(2) Collectible defined
For purposes of this subsection, the term “collectible” means—
(A) any work of art,
(B) any rug or antique,
(C) any metal or gem,
(D) any stamp or coin,
(E) any alcoholic beverage, or
(F) any other tangible personal property specified by the Secretary for purposes of this subsection.
(3) Exception for certain coins and bullion
For purposes of this subsection, the term “collectible” shall not include—
(A) any coin which is—
(i) a gold coin described in paragraph (7), (8), (9), or (10) of section 5112 (a) of title 31, United States Code,
(ii) a silver coin described in section 5112 (e) of title 31, United States Code,
(iii) a platinum coin described in section 5112 (k) of title 31, United States Code, or
(iv) a coin issued under the laws of any State, or
(B) any gold, silver, platinum, or palladium bullion of a fineness equal to or exceeding the minimum fineness that a contract market (as described in section 7 of the Commodity Exchange Act, 7 U.S.C. 7)  requires for metals which may be delivered in satisfaction of a regulated futures contract, if such bullion is in the physical possession of a trustee described under subsection (a) of this section.

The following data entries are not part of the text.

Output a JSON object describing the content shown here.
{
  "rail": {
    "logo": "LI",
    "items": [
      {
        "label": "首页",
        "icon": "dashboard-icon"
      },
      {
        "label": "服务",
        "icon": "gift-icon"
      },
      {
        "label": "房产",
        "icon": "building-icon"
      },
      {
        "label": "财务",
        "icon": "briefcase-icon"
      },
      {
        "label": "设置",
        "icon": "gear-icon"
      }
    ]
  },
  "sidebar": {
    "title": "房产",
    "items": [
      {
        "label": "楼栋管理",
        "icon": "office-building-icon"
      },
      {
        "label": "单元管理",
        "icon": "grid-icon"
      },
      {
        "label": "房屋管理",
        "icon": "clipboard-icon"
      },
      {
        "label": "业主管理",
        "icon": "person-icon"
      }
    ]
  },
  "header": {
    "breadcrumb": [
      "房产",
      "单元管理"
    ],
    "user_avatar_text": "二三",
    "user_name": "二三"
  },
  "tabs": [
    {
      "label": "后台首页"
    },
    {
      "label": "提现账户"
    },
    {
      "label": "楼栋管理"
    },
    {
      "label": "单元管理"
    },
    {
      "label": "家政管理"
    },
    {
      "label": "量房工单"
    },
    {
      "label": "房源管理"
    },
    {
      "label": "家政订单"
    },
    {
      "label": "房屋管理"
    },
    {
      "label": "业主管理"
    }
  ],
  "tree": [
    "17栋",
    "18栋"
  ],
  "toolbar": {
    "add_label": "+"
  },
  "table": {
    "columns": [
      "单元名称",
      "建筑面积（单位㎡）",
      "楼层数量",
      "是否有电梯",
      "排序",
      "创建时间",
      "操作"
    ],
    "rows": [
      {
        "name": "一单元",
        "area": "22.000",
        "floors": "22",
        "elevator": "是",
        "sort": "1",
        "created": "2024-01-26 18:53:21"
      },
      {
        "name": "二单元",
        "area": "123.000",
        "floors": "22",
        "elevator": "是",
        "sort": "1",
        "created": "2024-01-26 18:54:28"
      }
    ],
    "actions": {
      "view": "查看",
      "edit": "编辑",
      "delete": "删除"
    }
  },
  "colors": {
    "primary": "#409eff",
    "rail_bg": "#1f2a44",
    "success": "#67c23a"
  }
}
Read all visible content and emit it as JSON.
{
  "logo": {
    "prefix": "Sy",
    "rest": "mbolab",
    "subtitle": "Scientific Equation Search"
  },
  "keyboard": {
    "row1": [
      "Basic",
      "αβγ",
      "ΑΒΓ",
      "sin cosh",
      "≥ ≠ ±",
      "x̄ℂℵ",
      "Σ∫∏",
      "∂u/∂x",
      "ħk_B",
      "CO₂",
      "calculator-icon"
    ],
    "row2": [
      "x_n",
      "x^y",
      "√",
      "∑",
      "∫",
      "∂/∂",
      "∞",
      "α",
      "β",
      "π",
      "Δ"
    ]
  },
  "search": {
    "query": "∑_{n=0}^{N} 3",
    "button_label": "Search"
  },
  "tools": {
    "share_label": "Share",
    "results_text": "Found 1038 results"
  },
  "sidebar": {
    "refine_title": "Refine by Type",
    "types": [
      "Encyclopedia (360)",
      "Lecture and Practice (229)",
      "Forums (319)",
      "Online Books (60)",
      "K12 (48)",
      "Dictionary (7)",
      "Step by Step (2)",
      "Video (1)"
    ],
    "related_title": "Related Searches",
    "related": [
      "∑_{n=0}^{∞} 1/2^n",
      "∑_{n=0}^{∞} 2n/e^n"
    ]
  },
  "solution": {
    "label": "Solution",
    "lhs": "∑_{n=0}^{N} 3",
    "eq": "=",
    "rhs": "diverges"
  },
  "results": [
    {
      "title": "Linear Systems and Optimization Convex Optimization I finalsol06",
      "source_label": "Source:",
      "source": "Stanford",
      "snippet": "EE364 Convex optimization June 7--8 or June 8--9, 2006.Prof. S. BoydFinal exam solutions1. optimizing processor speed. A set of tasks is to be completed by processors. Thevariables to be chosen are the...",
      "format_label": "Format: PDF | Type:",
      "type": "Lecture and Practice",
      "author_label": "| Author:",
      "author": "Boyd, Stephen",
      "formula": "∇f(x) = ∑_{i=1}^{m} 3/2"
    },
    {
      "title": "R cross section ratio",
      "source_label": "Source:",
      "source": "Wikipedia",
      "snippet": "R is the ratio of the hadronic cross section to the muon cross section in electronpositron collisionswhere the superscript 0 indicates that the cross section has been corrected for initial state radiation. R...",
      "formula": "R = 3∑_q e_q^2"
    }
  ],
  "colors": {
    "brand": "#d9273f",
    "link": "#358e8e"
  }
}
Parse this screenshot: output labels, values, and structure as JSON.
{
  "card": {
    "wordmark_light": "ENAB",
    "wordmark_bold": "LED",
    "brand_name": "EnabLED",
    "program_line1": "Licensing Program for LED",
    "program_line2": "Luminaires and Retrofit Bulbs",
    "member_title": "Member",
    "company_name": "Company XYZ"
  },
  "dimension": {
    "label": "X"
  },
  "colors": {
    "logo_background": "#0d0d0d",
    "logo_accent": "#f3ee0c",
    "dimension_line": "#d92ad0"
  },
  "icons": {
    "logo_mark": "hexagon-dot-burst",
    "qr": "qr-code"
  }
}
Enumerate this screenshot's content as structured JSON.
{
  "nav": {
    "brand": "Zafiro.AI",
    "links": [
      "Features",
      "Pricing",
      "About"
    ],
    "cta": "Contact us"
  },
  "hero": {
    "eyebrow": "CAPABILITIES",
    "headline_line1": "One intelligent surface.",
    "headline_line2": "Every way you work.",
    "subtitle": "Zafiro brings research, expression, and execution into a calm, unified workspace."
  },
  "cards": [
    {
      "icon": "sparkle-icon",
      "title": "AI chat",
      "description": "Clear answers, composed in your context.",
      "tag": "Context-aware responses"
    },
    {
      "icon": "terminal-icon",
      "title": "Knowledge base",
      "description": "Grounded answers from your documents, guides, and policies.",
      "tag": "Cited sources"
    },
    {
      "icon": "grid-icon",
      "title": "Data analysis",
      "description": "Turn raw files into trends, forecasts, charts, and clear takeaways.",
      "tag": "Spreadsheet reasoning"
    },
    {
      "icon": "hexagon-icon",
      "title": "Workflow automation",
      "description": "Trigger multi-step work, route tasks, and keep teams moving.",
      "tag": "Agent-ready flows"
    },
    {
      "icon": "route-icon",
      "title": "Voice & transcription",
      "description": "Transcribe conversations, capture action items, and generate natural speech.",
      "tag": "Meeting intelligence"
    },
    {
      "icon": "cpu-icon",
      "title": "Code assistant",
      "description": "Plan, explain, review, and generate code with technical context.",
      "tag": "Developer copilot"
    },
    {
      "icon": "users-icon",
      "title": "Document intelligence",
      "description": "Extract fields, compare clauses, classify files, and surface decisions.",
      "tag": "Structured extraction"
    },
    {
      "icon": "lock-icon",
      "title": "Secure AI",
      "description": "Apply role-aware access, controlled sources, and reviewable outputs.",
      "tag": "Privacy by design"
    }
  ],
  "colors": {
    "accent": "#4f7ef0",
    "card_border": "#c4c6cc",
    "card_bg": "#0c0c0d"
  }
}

(7) A fifty dollar gold coin that is 32.7 millimeters in diameter, weighs 33.931 grams, and contains one troy ounce of fine gold.
(8) A twenty-five dollar gold coin that is 27.0 millimeters in diameter, weighs 16.966 grams, and contains one-half troy ounce of fine gold.
(9) A ten dollar gold coin that is 22.0 millimeters in diameter, weighs 8.483 grams, and contains one-fourth troy ounce of fine gold.
(10) A five dollar gold coin that is 16.5 millimeters in diameter, weighs 3.393 grams, and contains one-tenth troy ounce of fine gold.
(1) are 40.6 millimeters in diameter and weigh 31.103 grams;
(2) contain .999 fine silver;
(3) have a design—
(A) symbolic of Liberty on the obverse side; and
(B) of an eagle on the reverse side;
(4) have inscriptions of the year of minting or issuance, and the words “Liberty”, “In God We Trust”, “United States of America”, “1 Oz. Fine Silver”, “E Pluribus Unum”, and “One Dollar”; and
(5) have reeded edges.
(k) The Secretary may mint and issue platinum bullion coins and proof platinum coins in accordance with such specifications, designs, varieties, quantities, denominations, and inscriptions as the Secretary, in the Secretary’s discretion, may prescribe from time to time.
Court Cases & IRS Field Advisory Statement:
In Swanson v. Commissioner, 106 T.C. 76 (1996), the Tax Court ruled against the IRS and found that the formation of a new entity, such as an LLC, which is funded by a self-directed IRA, is not a “prohibited transaction”. The Tax Court in Hellweg v. Commissioner affirmed this holding again a few years later in 2011, 2011-58 (T.C.M, 3-9-2011).
There was an IRS Field Service Advisory Statement #200128011 (April 6, 2001) where the IRS
acknowledged that its challenge was unsuccessful and stated that they will no longer argue or
“maintain” that the purchase of original “stock” (equivalent to Membership Interest in an LLC)
by an IRA is a prohibited transaction under Section 4975(c)(1)(D) of the Internal Revenue Code.